The actor, currently seen in the Sky series Riviera playing an art fraud investigator, revealed that he is due to take over as the voice of the new series of the genealogy favourite from actress Cherie Lunghi. She has been doing it since 2013 after inheriting it from Mark Strong.
“They just thought it was time for a change so they asked me to do it,” says Davis, whose Poldark character is missing this series.
He added with a laugh: “A couple of hours in the studio – it was fun if not the most onerous job I have done.”
But sadly the family Davis and their ancestors won’t be featuring. “They looked at me but there was nothing interesting to put on the telly – we’re a family of cleaners!”
Also appearing in the new series which starts next month is Strictly judge Craig Revel Horwood who traces his Australian roots and discovers he’s not the first dancer in the family.
Other featured names include Clare Balding who will explore what we have been tantalisingly told is “her great grandfather’s deep and possibly romantic relationship with a male artist”.
Emma Willis, Doctor Who’s Noel Clarke, singer Lulu and Lisa Hammond – EastEnders’ Donna – will also be featuring alongside writer Adil Ray, presenter Fearne Cotton and comedian and writer Ruby Wax.
“From the Australian gold rush to baking powder, from prisoners of war to African royalty, from long-lost relatives to vanishing fortunes, our celebrities uncover the remarkable and compelling stories of their ancestors,” said the BBC in a statement.
Who Do You Think You Are returns to BBC1 on Thursday July 6
Ben has worked as a professional journalist specialising in TV and the arts for nearly twenty years. After a two year stint on local newspapers in the mid 1990s, he spent more than 5 years as the broadcast reporter at the Stage newspaper.

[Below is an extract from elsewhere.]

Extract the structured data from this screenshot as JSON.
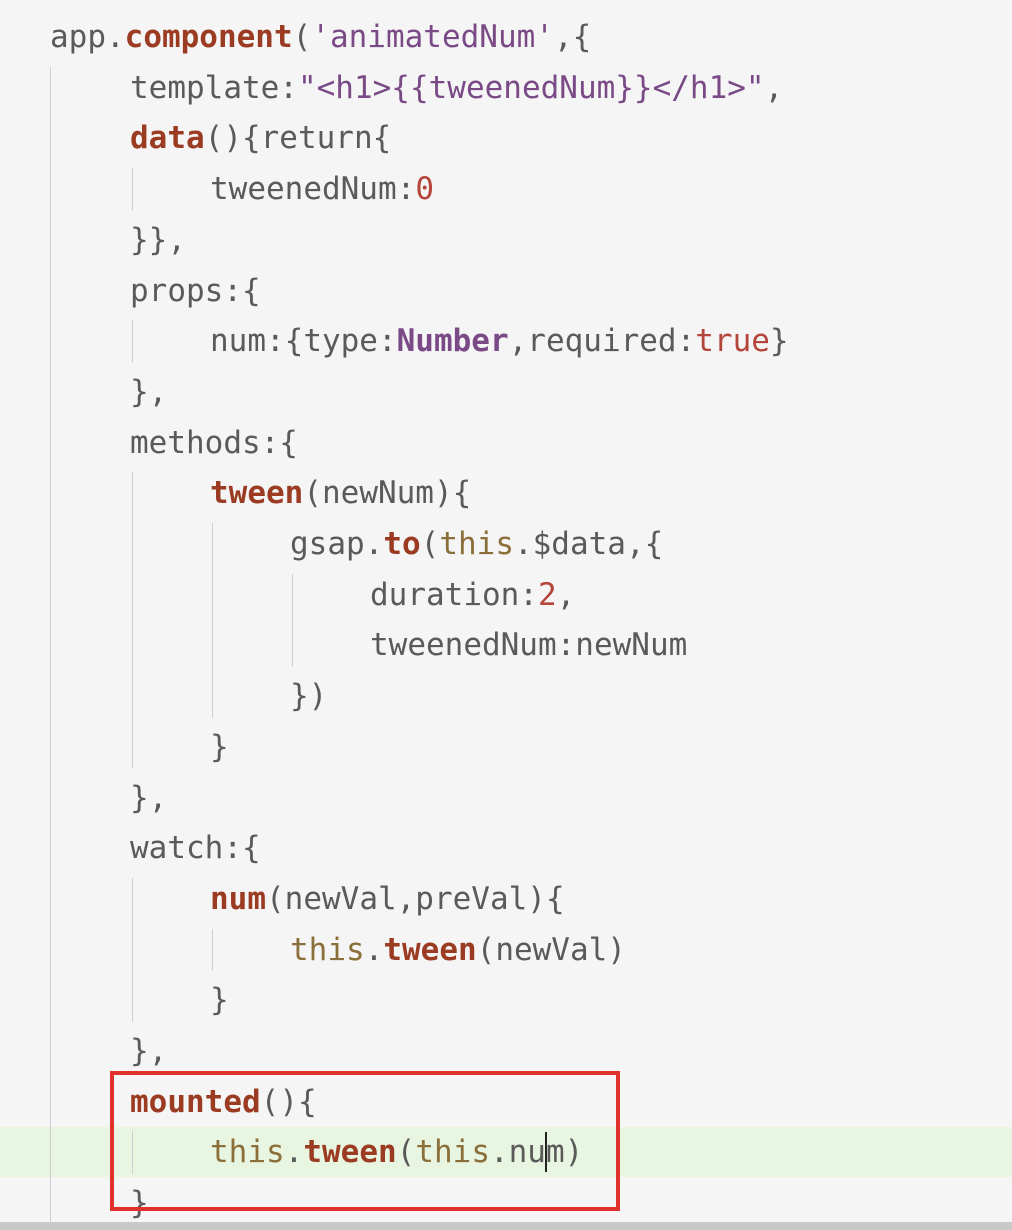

Following that he enjoyed staff reporting positions at the Sunday Mirror and the Sunday Times breaking stories and writing features before settling as a full time freelance writing for an array of newspapers and magazines - but mainly for the Guardian, Evening Standard, Broadcast, Independent and the New Statesman where he wrote a column.